**ABOUT THIS EXERCISE**: Locate and copy each line in the data that contains the word "Screen".

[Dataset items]
Start of Block

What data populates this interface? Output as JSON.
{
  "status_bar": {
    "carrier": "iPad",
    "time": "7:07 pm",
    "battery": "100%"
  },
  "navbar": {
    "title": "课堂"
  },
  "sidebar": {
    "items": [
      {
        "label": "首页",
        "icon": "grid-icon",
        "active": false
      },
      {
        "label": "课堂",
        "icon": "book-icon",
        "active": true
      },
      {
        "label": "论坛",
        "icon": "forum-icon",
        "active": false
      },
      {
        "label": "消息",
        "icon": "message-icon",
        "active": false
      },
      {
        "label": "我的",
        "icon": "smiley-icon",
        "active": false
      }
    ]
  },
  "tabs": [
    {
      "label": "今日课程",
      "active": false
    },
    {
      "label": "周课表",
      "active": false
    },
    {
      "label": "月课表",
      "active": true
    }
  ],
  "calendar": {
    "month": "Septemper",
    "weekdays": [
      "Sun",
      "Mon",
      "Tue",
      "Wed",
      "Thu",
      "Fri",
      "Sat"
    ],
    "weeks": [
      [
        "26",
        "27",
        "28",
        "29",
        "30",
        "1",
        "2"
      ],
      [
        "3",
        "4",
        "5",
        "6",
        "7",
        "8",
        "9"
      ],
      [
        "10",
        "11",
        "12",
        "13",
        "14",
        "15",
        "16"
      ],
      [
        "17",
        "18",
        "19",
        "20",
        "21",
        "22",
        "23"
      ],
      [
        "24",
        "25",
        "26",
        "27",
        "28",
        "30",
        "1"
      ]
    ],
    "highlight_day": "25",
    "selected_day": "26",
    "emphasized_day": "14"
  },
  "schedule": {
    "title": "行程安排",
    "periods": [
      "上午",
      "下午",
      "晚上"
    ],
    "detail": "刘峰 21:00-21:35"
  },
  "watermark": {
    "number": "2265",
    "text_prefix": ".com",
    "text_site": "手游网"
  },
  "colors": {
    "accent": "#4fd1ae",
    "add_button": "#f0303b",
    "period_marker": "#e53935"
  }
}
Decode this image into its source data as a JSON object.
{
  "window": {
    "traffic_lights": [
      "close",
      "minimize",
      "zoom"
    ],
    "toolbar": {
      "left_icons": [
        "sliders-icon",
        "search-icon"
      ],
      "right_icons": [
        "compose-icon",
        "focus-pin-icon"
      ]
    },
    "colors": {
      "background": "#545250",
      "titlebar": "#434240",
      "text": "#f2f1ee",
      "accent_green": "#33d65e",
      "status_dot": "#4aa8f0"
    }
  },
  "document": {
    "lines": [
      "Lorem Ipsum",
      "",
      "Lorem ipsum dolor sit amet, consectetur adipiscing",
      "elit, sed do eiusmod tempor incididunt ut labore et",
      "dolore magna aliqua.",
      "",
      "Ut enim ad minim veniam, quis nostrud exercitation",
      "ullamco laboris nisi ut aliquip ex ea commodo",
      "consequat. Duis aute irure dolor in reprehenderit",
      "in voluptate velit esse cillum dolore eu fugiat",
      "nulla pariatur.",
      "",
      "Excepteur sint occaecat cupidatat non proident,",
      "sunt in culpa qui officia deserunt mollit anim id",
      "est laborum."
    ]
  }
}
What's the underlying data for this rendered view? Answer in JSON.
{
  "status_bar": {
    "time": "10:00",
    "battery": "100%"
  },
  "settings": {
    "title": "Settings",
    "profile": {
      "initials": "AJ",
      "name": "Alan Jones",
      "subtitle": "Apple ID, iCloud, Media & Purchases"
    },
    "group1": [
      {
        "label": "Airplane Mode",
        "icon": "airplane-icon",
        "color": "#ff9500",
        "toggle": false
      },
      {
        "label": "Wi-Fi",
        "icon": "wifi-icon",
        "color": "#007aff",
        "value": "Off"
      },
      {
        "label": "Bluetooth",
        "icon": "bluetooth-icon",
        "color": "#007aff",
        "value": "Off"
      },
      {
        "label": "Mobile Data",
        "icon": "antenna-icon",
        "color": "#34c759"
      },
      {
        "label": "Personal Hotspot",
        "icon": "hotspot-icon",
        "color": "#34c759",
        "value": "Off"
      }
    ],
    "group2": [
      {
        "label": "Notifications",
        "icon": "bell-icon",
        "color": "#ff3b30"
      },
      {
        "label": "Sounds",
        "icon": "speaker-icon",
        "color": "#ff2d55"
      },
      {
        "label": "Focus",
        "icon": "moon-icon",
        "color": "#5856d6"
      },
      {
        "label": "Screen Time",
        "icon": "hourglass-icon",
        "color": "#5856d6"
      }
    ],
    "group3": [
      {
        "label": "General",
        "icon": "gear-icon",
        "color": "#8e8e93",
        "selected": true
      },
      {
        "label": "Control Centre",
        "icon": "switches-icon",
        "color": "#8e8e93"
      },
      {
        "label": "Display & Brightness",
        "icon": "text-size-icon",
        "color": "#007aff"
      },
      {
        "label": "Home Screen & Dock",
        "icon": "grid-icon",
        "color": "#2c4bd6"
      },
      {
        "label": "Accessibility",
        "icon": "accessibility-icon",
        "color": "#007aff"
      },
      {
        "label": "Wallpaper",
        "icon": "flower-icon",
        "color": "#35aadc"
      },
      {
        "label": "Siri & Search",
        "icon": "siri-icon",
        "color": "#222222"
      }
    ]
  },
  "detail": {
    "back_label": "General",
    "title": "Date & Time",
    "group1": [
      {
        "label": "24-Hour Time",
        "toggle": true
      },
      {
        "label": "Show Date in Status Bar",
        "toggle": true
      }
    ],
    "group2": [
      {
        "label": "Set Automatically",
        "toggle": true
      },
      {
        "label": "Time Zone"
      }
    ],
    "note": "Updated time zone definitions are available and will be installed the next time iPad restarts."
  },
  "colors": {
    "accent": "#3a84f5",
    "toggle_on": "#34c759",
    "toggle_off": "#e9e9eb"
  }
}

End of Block

**EXERCISE SOLUTION**:
        "label": "Screen Time",
        "label": "Home Screen & Dock",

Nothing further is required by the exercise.